COLUMBIA — The City Council approved a resolution Monday night naming the 81.5-acre park near Oakland Middle School as Albert-Oakland Park and the park's pool as Albert-Oakland Aquatic Center.
The southernmost 20-acre portion of the park will still be called C.M. Albert Memorial Park. This tract was donated to the city by Paul A. and Marjorie Albert in 1964.
The park was referred to as Albert-Oakland Park until the late 1990s, when then- City Manager Ray Beck directed city staff to refer to it as Oakland Park.
Since July, Kurt Albert, Paul Albert's son, has conducted an extensive search through city records and has spoken before the council and the Parks and Recreation Commission urging the inclusion of the Albert name on the park.
In September, the Parks and Recreation Commission recommended by a 4 to 1 vote that the park be named Albert-Oakland Park. The one abstention was in favor of naming the park Albert Memorial Park.
The resolution approved by the City Council on Monday was drafted by Kurt Albert and included additional clauses about the park's history and the significance of the Alberts' original donation.
Mayor Darwin Hindman amended Kurt Albert's proposed resolution by removing several clauses he said passed judgment and were irrelevant to the park's naming. He also pointed out that the park's naming does not honor Paul Albert but rather his mother, Claire M. Albert.
Third Ward Councilman Karl Skala recommended that the pool also be included in the resolution but that shelters and other facilities on the park be left unnamed to allow for their naming in the future.
The substitute naming resolution was approved unanimously.
During public comment, Kurt Albert's wife, Patrice Albert, urged the council to approve the resolution drafted by her husband to "heal the gaping wounds inflicted upon our family."
Paul Albert's oldest daughter, Cedar Albert, also spoke in favor of naming the park to honor her mother's sacrifice in allowing the original donation when the family was having financial trouble.

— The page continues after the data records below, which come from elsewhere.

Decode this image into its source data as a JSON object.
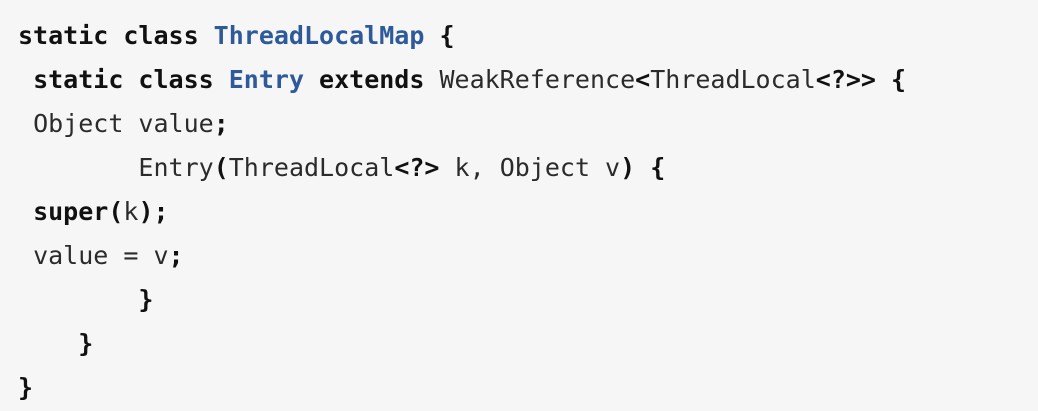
{
  "code": {
    "lines": [
      {
        "indent": "",
        "tokens": [
          {
            "text": "static class ",
            "kind": "kw"
          },
          {
            "text": "ThreadLocalMap",
            "kind": "type"
          },
          {
            "text": " {",
            "kind": "punc"
          }
        ]
      },
      {
        "indent": " ",
        "tokens": [
          {
            "text": "static class ",
            "kind": "kw"
          },
          {
            "text": "Entry",
            "kind": "type"
          },
          {
            "text": " extends ",
            "kind": "kw"
          },
          {
            "text": "WeakReference",
            "kind": "plain"
          },
          {
            "text": "<",
            "kind": "punc"
          },
          {
            "text": "ThreadLocal",
            "kind": "plain"
          },
          {
            "text": "<?>> {",
            "kind": "punc"
          }
        ]
      },
      {
        "indent": " ",
        "tokens": [
          {
            "text": "Object value",
            "kind": "plain"
          },
          {
            "text": ";",
            "kind": "punc"
          }
        ]
      },
      {
        "indent": "        ",
        "tokens": [
          {
            "text": "Entry",
            "kind": "plain"
          },
          {
            "text": "(",
            "kind": "punc"
          },
          {
            "text": "ThreadLocal",
            "kind": "plain"
          },
          {
            "text": "<?>",
            "kind": "punc"
          },
          {
            "text": " k, Object v",
            "kind": "plain"
          },
          {
            "text": ") {",
            "kind": "punc"
          }
        ]
      },
      {
        "indent": " ",
        "tokens": [
          {
            "text": "super",
            "kind": "kw"
          },
          {
            "text": "(",
            "kind": "punc"
          },
          {
            "text": "k",
            "kind": "plain"
          },
          {
            "text": ");",
            "kind": "punc"
          }
        ]
      },
      {
        "indent": " ",
        "tokens": [
          {
            "text": "value = v",
            "kind": "plain"
          },
          {
            "text": ";",
            "kind": "punc"
          }
        ]
      },
      {
        "indent": "        ",
        "tokens": [
          {
            "text": "}",
            "kind": "punc"
          }
        ]
      },
      {
        "indent": "    ",
        "tokens": [
          {
            "text": "}",
            "kind": "punc"
          }
        ]
      },
      {
        "indent": "",
        "tokens": [
          {
            "text": "}",
            "kind": "punc"
          }
        ]
      }
    ]
  },
  "colors": {
    "background": "#f6f6f6",
    "keyword": "#111111",
    "type_name": "#2f5a9a",
    "plain": "#2b2b2b"
  }
}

"We are dirt poor, and it's OK because there is a park," Cedar Albert said she remembered thinking.
"It's just something to be really proud of."
Former state legislator George Parker spoke in support of restoring the Albert name to the park. He said Paul Albert's role as an ombudsman and questioner of the people in power should be recognized.
"We need more people that have the guts to ask questions that need to be asked," Parker said.